Spot-welds are the primary joining methods for steel sheet metals used in the manufacturing of automobile body structure. Often the impact responses are significantly affected by the characteristic properties, such as stiffness, failure strength, etc of spot-welds. In view of this, understanding the behavior and the properties of spot-welds under static and impact loadings are critical for accurate CAE analysis of vehicle impact events. To this end, a comprehensive DOE based spot-weld testing has been undertaken by considering a wide variety of variables. The test data thus obtained were analyzed to determine the requisite mechanical properties of spot-welds as a function of the key variables such as gage, yield strengths, speed, etc. Spot-weld connections have been tested for gages ranging from 0.7 to 3.0 mm using a unique specimen configuration developed at Ford.
Journal Article

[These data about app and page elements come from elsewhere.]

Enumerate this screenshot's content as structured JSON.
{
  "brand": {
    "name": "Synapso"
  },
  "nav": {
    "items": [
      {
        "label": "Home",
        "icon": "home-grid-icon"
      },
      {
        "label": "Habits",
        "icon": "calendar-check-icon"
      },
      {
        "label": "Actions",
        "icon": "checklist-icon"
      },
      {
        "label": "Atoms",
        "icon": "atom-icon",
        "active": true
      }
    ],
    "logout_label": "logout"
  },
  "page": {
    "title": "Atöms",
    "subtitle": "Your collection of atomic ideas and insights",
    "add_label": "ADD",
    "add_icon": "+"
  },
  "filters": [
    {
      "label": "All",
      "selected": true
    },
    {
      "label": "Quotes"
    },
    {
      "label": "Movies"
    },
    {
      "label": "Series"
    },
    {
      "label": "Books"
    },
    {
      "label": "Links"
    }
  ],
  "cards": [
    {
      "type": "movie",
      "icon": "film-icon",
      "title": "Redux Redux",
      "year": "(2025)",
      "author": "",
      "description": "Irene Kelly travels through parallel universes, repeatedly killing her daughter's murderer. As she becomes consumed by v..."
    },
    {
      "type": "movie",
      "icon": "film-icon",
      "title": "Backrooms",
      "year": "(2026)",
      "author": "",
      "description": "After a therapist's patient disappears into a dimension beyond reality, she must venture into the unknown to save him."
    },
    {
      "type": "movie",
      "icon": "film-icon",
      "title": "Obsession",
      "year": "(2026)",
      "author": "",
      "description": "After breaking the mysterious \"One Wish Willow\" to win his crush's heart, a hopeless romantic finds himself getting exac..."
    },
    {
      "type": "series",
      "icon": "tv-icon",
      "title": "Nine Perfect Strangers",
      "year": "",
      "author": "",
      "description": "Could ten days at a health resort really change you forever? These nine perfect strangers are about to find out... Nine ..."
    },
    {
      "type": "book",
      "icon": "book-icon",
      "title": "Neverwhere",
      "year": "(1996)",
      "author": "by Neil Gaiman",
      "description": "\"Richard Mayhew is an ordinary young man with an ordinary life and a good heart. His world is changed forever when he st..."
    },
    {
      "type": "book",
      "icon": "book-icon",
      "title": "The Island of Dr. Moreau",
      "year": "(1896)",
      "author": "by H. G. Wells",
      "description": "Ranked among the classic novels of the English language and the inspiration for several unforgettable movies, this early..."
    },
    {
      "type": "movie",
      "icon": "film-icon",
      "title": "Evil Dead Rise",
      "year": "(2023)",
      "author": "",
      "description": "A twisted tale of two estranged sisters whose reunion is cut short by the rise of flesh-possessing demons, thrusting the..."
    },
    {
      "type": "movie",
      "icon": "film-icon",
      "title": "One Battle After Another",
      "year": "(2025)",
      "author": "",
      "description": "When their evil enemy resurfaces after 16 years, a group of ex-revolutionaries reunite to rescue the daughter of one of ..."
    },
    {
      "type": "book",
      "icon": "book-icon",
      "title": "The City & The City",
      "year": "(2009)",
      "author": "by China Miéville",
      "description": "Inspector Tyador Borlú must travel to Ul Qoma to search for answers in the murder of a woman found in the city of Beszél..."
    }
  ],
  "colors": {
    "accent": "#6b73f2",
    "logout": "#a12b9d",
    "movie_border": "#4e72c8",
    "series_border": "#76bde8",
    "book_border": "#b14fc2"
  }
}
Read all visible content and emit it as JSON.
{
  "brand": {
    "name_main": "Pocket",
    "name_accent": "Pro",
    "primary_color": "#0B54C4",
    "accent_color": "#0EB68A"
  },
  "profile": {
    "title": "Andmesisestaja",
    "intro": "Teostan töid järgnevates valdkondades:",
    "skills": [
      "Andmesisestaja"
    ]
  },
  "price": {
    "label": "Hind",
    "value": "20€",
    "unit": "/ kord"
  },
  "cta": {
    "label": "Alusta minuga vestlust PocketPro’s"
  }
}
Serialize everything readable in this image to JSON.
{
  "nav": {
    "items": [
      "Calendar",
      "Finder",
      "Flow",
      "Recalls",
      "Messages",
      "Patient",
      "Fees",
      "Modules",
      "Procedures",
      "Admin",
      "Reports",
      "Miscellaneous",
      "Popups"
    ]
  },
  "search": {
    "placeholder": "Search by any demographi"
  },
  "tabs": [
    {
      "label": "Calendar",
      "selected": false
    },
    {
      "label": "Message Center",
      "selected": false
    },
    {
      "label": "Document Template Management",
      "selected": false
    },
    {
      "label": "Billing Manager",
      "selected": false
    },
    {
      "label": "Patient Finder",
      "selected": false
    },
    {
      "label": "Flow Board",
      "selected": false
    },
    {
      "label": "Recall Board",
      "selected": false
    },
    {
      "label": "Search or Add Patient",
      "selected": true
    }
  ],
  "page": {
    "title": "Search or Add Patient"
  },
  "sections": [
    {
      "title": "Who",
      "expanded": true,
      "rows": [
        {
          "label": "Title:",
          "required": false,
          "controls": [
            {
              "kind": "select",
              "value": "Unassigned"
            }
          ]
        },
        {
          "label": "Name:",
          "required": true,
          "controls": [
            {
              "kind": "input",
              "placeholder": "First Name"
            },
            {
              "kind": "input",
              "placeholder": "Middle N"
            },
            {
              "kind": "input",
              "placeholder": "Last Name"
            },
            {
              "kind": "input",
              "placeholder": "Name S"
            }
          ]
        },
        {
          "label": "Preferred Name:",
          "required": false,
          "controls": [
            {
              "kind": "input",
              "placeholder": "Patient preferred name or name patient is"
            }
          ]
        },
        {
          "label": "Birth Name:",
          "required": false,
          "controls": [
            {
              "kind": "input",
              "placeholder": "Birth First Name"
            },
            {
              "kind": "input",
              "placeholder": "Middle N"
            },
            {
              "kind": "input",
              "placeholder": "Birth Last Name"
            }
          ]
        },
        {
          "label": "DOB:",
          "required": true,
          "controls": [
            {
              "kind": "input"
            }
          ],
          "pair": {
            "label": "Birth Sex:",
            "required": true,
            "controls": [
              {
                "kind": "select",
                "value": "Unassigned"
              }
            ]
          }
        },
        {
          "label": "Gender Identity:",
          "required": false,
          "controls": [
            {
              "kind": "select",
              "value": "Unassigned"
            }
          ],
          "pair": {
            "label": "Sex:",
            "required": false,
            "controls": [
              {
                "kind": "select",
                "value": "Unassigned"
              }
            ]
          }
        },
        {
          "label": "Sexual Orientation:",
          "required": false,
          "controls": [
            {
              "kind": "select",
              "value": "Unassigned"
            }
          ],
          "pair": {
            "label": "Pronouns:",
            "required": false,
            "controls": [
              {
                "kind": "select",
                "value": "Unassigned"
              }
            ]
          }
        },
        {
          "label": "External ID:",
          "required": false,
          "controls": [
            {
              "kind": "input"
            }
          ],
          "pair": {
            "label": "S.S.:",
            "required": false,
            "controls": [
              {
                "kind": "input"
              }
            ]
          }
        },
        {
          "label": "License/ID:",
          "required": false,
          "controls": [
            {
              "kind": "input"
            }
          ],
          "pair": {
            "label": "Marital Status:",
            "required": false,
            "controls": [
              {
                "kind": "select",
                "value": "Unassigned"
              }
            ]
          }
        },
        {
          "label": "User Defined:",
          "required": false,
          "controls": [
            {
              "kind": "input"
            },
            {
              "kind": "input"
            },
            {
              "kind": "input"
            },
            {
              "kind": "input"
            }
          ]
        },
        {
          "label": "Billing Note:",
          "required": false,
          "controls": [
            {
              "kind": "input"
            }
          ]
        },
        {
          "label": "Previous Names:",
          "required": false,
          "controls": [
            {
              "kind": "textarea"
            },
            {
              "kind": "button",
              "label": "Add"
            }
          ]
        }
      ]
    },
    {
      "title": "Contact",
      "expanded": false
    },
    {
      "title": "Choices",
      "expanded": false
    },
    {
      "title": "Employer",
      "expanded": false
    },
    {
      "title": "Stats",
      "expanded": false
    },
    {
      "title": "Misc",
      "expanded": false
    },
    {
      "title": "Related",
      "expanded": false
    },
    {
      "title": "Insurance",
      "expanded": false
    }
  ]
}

Optimized AHSS Structures for Vehicle Side Impact

Advanced high strength steels (AHSS) have been widely accepted as a material of choice in the automotive industry to balance overall vehicle weight and stringent vehicle crash test performance targets. Combined with efficient use of geometry and load paths through shape and topology optimization, AHSS has enabled vehicle manufacturers to obtain the highest possible ratings in safety evaluations by the Insurance Institute for Highway Safety (IIHS) and the National Highway Traffic Safety Administration (NHTSA). In this study, vehicle CAE side impact models were used to evaluate three side impact crash test conditions (IIHS side impact, NHTSA LINCAP and FMVSS 214 side pole) and the IIHS roof strength test condition and to identify several key components affecting the side impact test performance. HyperStudy® optimization software and LS-DYNA® nonlinear finite element software were utilized for shape and gauge optimization.
Journal Article

Fracture Modeling of AHSS in Component Crush Tests

Advanced High Strength Steels (AHSS) have been implemented in the automotive industry to balance the requirements for vehicle crash safety, emissions, and fuel economy. With lower ductility compared to conventional steels, the fracture behavior of AHSS components has to be considered in vehicle crash simulations to achieve a reliable crashworthiness prediction. Without considering the fracture behavior, component fracture cannot be predicted and subsequently the crash energy absorbed by the fractured component can be over-estimated. In full vehicle simulations, failure to predict component fracture sometimes leads to less predicted intrusion. In this paper, the feasibility of using computer simulations in predicting fracture during crash deformation is studied.
Journal Article

Axial Crash Testing and Finite Element Modeling of A 12-Sided Steel Component

To improve the energy absorption capacity of front-end structures during a vehicle crash, a novel 12-sided cross-section was developed and tested. Computer-aided engineering (CAE) studies showed superior axial crash performance of the 12-sided component over more conventional cross-sections. When produced from advanced high strength steels (AHSS), the 12-sided cross-section offers opportunities for significant mass-savings for crash energy absorbing components such as front or rear rails and crush tips. In this study, physical crash tests and CAE modeling were conducted on tapered 12-sided samples fabricated from AHSS. The effects of crash trigger holes, different steel grades and bake hardening on crash behavior were examined. Crash sensitivity was also studied by using two different part fabrication methods and two crash test methods. The 12-sided components showed regular folding mode and excellent energy absorption capacity in axial crash tests.